“I put my phone down, and I picked it up again. It said she’s a half-sister, and the sibling was born in 1969. I thought how could my mother have done that? Then I thought it must be from my dad’s side.
“I couldn’t believe it.”
“I put my phone down, and I picked it up again. It said she’s a half-sister, and the sibling was born in 1969. I thought how could my mother have done that? Then I thought it must be from my dad’s side.” – Helene Schmidt
Recksiedler was having a similar reaction in Winnipeg. After messaging Schmidt, realizing they were related and being told Schmidt’s birth mother had become pregnant by an off-duty Manitoba Hydro worker in The Pas, Recksiedler went to see her own mother.
“I said, ‘You know how you said you felt really sad because I had no sister?’ I told her, ‘Apparently, I have one.’ My mom said that was impossible,” Recksiedler said.
Recksiedler asked if her father had ever spent time away.
“She said, ‘No, the only time was in the summer of 1968, when your dad was laid off. He went up North to do work with Manitoba Hydro.’”
Recksiedler said her dad’s NF caused him to have surgery to remove a tumour on his hamstring in the mid-1980s, and the blood he received caused him to test positive for Hepatitis B.
“It destroyed his liver,” she said. “Unfortunately, he died before he had a transplant.”
Recksiedler said her dad never admitted to an affair.
“He hid it very well,” she said. “We never knew.”
She also doesn’t think her dad knew he had another daughter.
“Helene asked me: if he was still alive, would he have been happy to see me? I said he would be so happy, he would have loved to have another daughter.

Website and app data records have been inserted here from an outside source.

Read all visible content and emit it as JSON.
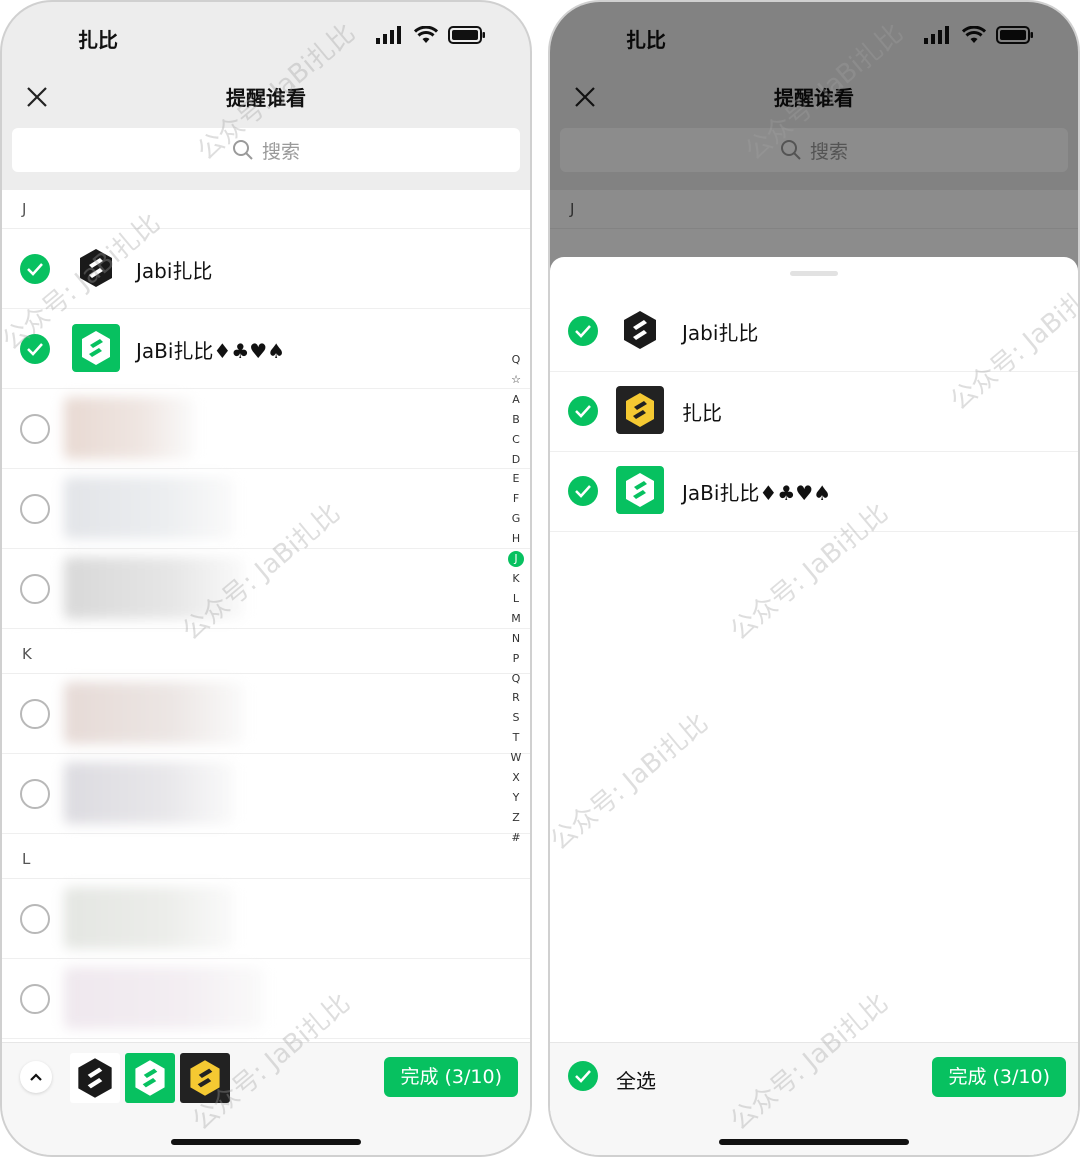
{
  "status": {
    "carrier_name": "扎比"
  },
  "nav": {
    "title": "提醒谁看"
  },
  "search": {
    "placeholder": "搜索"
  },
  "left": {
    "sections": [
      "J",
      "K",
      "L"
    ],
    "contacts": [
      {
        "name": "Jabi扎比",
        "checked": true
      },
      {
        "name": "JaBi扎比♦♣♥♠",
        "checked": true
      }
    ],
    "index_letters": [
      "Q",
      "☆",
      "A",
      "B",
      "C",
      "D",
      "E",
      "F",
      "G",
      "H",
      "J",
      "K",
      "L",
      "M",
      "N",
      "P",
      "Q",
      "R",
      "S",
      "T",
      "W",
      "X",
      "Y",
      "Z",
      "#"
    ],
    "done_label": "完成 (3/10)"
  },
  "right": {
    "section_peek": "J",
    "selected": [
      {
        "name": "Jabi扎比"
      },
      {
        "name": "扎比"
      },
      {
        "name": "JaBi扎比♦♣♥♠"
      }
    ],
    "select_all_label": "全选",
    "done_label": "完成 (3/10)"
  },
  "watermark": "公众号: JaBi扎比",
  "colors": {
    "accent": "#07c160",
    "logo_dark": "#1a1a1a",
    "logo_green": "#07c160",
    "logo_yellow": "#f5c932"
  }
}
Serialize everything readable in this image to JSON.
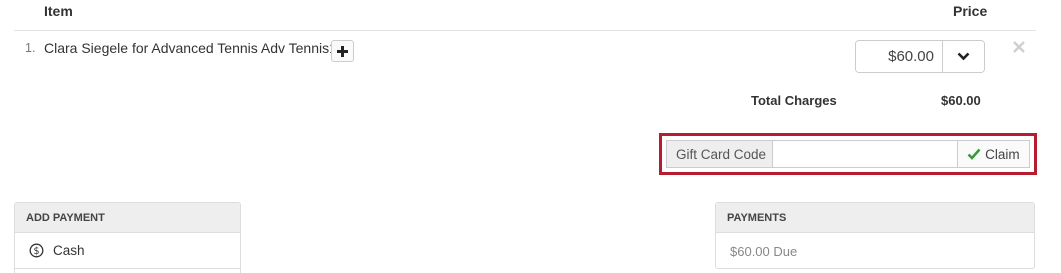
{
  "table": {
    "header_item": "Item",
    "header_price": "Price",
    "rows": [
      {
        "number": "1.",
        "description": "Clara Siegele for Advanced Tennis Adv Tennis1",
        "price": "$60.00"
      }
    ]
  },
  "totals": {
    "label": "Total Charges",
    "value": "$60.00"
  },
  "gift_card": {
    "label": "Gift Card Code",
    "input_value": "",
    "claim_label": "Claim"
  },
  "add_payment": {
    "title": "ADD PAYMENT",
    "methods": [
      {
        "label": "Cash",
        "icon": "dollar-circle-icon"
      }
    ]
  },
  "payments": {
    "title": "PAYMENTS",
    "due_text": "$60.00 Due"
  },
  "colors": {
    "highlight_border": "#b71c2f",
    "check_green": "#3a9a3a",
    "panel_header_bg": "#eeeeee"
  }
}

I’m positive had my dad have known about Helene he probably would have wanted her and she wouldn’t have been adopted,” Recksiedler said.

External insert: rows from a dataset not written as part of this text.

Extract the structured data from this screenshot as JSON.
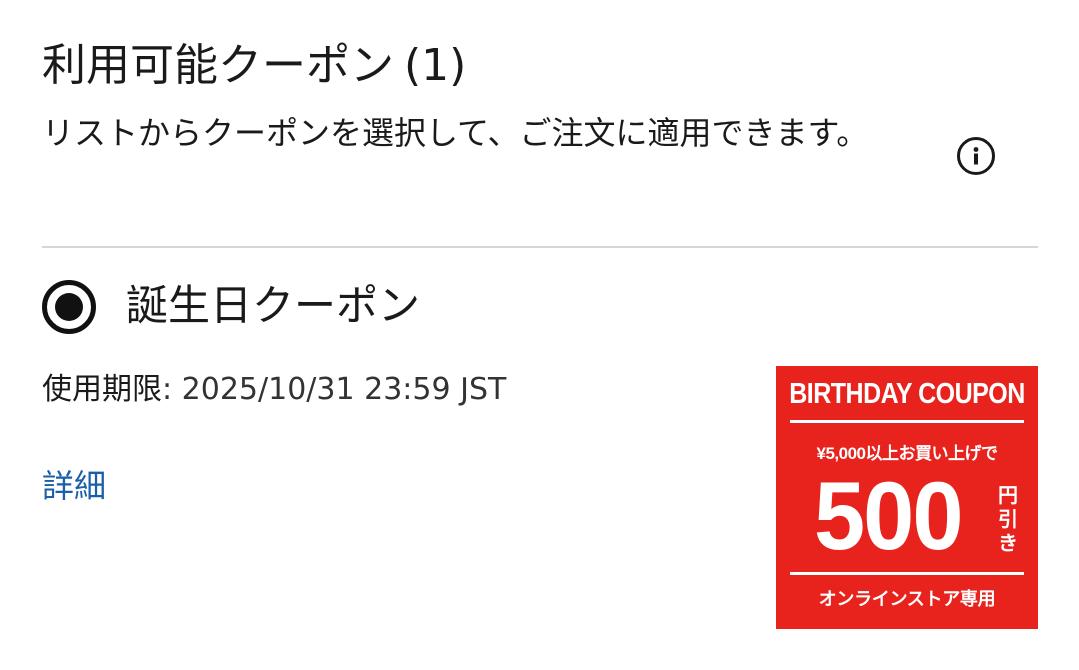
{
  "header": {
    "title": "利用可能クーポン",
    "count": "(1)",
    "description": "リストからクーポンを選択して、ご注文に適用できます。",
    "info_icon": "info-icon"
  },
  "coupons": [
    {
      "name": "誕生日クーポン",
      "selected": true,
      "expiry_label": "使用期限",
      "expiry_separator": ":",
      "expiry_value": "2025/10/31 23:59 JST",
      "details_label": "詳細",
      "image": {
        "heading": "BIRTHDAY COUPON",
        "condition": "¥5,000以上お買い上げで",
        "amount": "500",
        "unit": "円引き",
        "footer": "オンラインストア専用",
        "background_color": "#e8231d",
        "text_color": "#ffffff"
      }
    }
  ],
  "colors": {
    "link": "#1a5fa8",
    "divider": "#d6d6d6",
    "text": "#1a1a1a"
  }
}
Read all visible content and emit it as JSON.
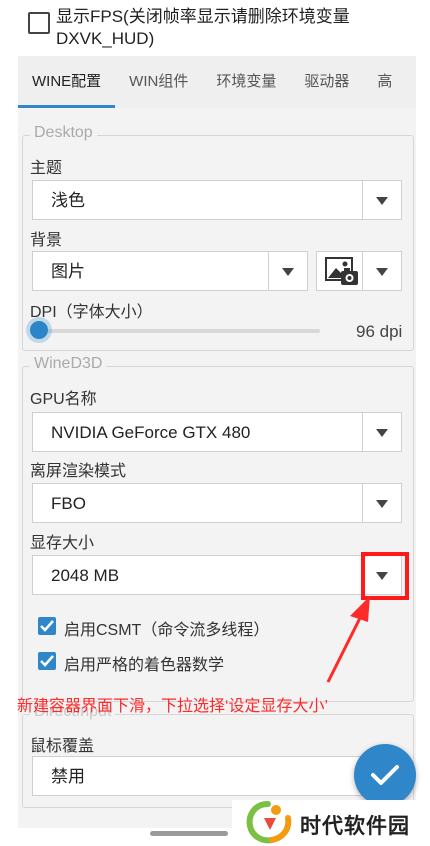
{
  "fps_option": {
    "label": "显示FPS(关闭帧率显示请删除环境变量 DXVK_HUD)",
    "checked": false
  },
  "tabs": [
    {
      "label": "WINE配置",
      "active": true
    },
    {
      "label": "WIN组件"
    },
    {
      "label": "环境变量"
    },
    {
      "label": "驱动器"
    },
    {
      "label": "高"
    }
  ],
  "desktop": {
    "section_title": "Desktop",
    "theme_label": "主题",
    "theme_value": "浅色",
    "background_label": "背景",
    "background_value": "图片",
    "dpi_label": "DPI（字体大小）",
    "dpi_value": "96 dpi",
    "dpi_slider_fraction": 0.0
  },
  "wined3d": {
    "section_title": "WineD3D",
    "gpu_label": "GPU名称",
    "gpu_value": "NVIDIA GeForce GTX 480",
    "offscreen_label": "离屏渲染模式",
    "offscreen_value": "FBO",
    "vram_label": "显存大小",
    "vram_value": "2048 MB",
    "csmt_label": "启用CSMT（命令流多线程）",
    "strict_shader_label": "启用严格的着色器数学"
  },
  "directinput": {
    "section_title": "DirectInput",
    "mouse_override_label": "鼠标覆盖",
    "mouse_override_value": "禁用"
  },
  "annotation": "新建容器界面下滑，下拉选择‘设定显存大小’",
  "watermark": "时代软件园",
  "colors": {
    "accent": "#2f86c9",
    "annotation_red": "#ff2a2a"
  },
  "icons": [
    "dropdown-arrow-icon",
    "image-icon",
    "check-icon"
  ]
}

“Helene asked me: if he was still alive, would he have been happy to see me? I said he would be so happy, he would have loved to have another daughter.” – Raelene Recksiedler
“But I heard she has had a great life, so I’m so happy for her.”
Until they meet, the two sisters continue to joke about their similarities.
“We have so much in common,” said Recksiedler. “She sent me photos of what she’s having for supper and a few times we actually were having the same thing… It’s things like that.”
“It’s like we’ve known each other forever,” added Schmidt. “It is just really cool.”
Kevin Rollason is one of the more versatile reporters at the Winnipeg Free Press. Whether it is covering city hall, the law courts, or general reporting, Rollason can be counted on to not only answer the 5 Ws — Who, What, When, Where and Why — but to do it in an interesting and accessible way for readers.
Updated on Wednesday, February 9, 2022 8:55 PM CST: Changes seized from birth mother to given up for adoption by birth mother.